Allyship and the Importance of Pride
I thought that I would share a story here that shows the importance of showing up for our #queer folx with whatever roles and platforms that we have available to us. It's a tough story to tell, even if it has a happy(ish) ending. In the interest of setting expectations, this story is about a client of mine who has given me permission to share their story (though I've changed a lot of the identifying information). It contains some homophobic concepts that might be triggering.
"Dr. Matt, do you know any good colleges in the Northeast?"
When Shannon (whose pronouns are they/them) asked me that question, I'll admit that my initial response was one of bemusement. I live in the northeast and yes there are lots of good colleges up here. But Shannon is a junior and they had (so I thought) at least another year before college... and I know that they had planned on going in-state (in Florida) for college for financial concerns.
"Sure I do, why do you ask?"
"Well, I decided to graduate a year early... I need to get out of Florida."
Shannon is 17 years old and they are brilliant. They have engaged in gifted programming since elementary school and have participated in CTY and Davidson Young Scholars. They have gotten amazing grades, been a valued member of their school leadership, won awards in their extracurriculars, and completed over 100 hours of community service. In short, Shannon is the kind of student and person that ANY community would be proud to call their own.
Shannon also came out as gay when they were ten years old. They identify as gender-non binary as well.
While Shannon has experienced some bullying and exclusion based on their #lgbtq identities, Shannon and their parents all described these actions as "mild" and "background noise." The plan was to keep surrounding them with their own people and their activities until they could matriculate at FSU or UF. Even through the first few years of Trump's presidency, things "only got a little bit worse."
Then came Governor Ron DeSantis's "Dont Say Gay" Bill.
For the first time, Shannon felt like a target at school. They feel like their words and actions are being meaningfully policed and monitored by their peers and their teachers. Their anxiety and stress levels have spiked. ("I've never had a panic attack before this year!!" they said, sobbing). Their grades have taken a hit and they're missing more school.
So Shannon is going to college early. They have the grades and the references, as well as the resume and the experience, that makes them a great candidate to start college now. Some people will hear this story and say, "Well, you see? People can just leave the state if they are uncomfortable." And that's missing the point in so many ways.

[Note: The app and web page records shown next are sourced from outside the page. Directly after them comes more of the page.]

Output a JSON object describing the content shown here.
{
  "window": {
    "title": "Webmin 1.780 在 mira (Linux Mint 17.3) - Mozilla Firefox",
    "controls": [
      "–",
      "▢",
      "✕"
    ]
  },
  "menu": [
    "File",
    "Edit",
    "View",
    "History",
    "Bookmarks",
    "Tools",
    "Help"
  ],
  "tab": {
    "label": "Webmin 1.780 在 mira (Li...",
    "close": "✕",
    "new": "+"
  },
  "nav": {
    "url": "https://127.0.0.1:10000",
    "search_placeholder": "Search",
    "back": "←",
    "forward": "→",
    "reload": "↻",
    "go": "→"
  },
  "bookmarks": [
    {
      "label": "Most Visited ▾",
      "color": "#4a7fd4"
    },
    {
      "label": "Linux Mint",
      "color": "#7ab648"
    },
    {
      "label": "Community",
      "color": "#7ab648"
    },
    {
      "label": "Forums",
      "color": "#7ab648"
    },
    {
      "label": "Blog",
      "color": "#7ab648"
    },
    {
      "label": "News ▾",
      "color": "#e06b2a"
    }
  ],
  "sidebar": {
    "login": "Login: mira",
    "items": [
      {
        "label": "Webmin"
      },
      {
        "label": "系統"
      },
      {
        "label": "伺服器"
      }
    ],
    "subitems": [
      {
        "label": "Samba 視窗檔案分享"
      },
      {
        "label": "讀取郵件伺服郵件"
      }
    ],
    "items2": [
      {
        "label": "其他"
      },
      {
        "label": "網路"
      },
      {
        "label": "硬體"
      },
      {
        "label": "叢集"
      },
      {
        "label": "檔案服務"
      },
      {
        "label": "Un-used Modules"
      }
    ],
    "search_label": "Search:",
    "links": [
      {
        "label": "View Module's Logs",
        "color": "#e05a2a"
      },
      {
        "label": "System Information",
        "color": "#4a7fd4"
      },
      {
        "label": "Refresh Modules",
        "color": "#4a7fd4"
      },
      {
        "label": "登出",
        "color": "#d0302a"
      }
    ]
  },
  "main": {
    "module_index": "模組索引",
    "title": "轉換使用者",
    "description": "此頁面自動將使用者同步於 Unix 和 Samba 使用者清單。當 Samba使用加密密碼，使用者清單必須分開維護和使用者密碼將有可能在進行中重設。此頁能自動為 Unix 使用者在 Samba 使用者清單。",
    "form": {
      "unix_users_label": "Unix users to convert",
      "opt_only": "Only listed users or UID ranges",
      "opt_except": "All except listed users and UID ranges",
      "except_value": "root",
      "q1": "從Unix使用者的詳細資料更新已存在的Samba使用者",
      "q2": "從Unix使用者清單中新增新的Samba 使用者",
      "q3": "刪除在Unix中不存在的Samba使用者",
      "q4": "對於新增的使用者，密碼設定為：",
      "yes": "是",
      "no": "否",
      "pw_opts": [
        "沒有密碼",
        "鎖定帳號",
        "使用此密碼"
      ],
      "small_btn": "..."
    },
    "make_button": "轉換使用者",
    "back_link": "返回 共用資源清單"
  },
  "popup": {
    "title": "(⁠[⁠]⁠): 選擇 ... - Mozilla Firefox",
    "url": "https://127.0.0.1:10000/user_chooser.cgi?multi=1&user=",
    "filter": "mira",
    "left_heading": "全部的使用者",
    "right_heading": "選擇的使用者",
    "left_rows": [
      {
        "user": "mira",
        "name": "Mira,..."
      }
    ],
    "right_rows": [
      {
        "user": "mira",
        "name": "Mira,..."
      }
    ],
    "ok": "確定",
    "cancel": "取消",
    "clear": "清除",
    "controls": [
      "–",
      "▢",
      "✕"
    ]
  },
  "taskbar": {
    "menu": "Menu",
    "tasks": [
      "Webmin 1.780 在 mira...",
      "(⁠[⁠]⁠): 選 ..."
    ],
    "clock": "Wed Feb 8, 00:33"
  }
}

Because Shannon has been bullied and threatened out of the State, everything changes. Shannon doesn't get to have their senior year with their friends. They don't get to be on homecoming court or go to their senior prom, or do senior week or even get a yearbook. They don't get to share their college journey with their friends.
Additionally, there is a HUGE financial cost. In-state tuition for the University of Florida is $6800/year. At Villanova, one of the schools that they are considering, the tuition is $57,000/year. Yes, scholarships exist, but the reality is that my client is being forced into a decision that is costing them an extra $50,000 per year. This reality is super stressful for them, their parents, and their extended family (who would like to help). And don't start with the "they can just choose a worse/cheaper school" nonsense... obviously they can do that, but the reality remains that this situation wouldn't exist if this homophobia and discriminatory law hadn't been put in place. My client shouldn't have to sacrifice their future because they have identities that some people find problematic.
LGBTQ people exist, regardless of whether it is legal to talk about them. By forcing the conversation inside and away from public spaces, you increase stigma and pain by removing supports and access to services. By refusing to acknowledge someone's humanity, you hurt them emotionally, interpersonally, and psychologically (in addition to the financial costs I mentioned). When these identities intersect with neurodiverse identities, the pain is even more compounded because of the role of education in serving these communities.
A big part of #neurodiversity is having LGBTQ identities. Several studies place the percentage of neurodiverse adults who identify as LGBTQ between 40-70%. If you're going to work with neurodivergent folx, then you've got to be prepared to work with LGBTQ identities. There are lots of resources out there to support this 3E population, and I'm happy to share what I have with you all.
I don't have all the answers, but I learned a lot from working with Shannon. Gifted people can do anything, but they need support and guidance. And the time that we spend bemoaning the existence of a situation (which, to be clear, is infuriating that Florida is being this awful) keeps us stuck. Sometimes, we just have to redirect as much of our energy as possible in solving the problem and taking committed action... even if that action is outside the box.
By the way, Shannon has been accepted into college and will be starting in the fall. They have decided to go as a pre-law major, so they can someday become a professional ally for people like them.
So watch out, those who stand in the way of progress. This generation is smart, passionate, tenacious... and they're coming from you in waves. And I couldn't have more Pride in them.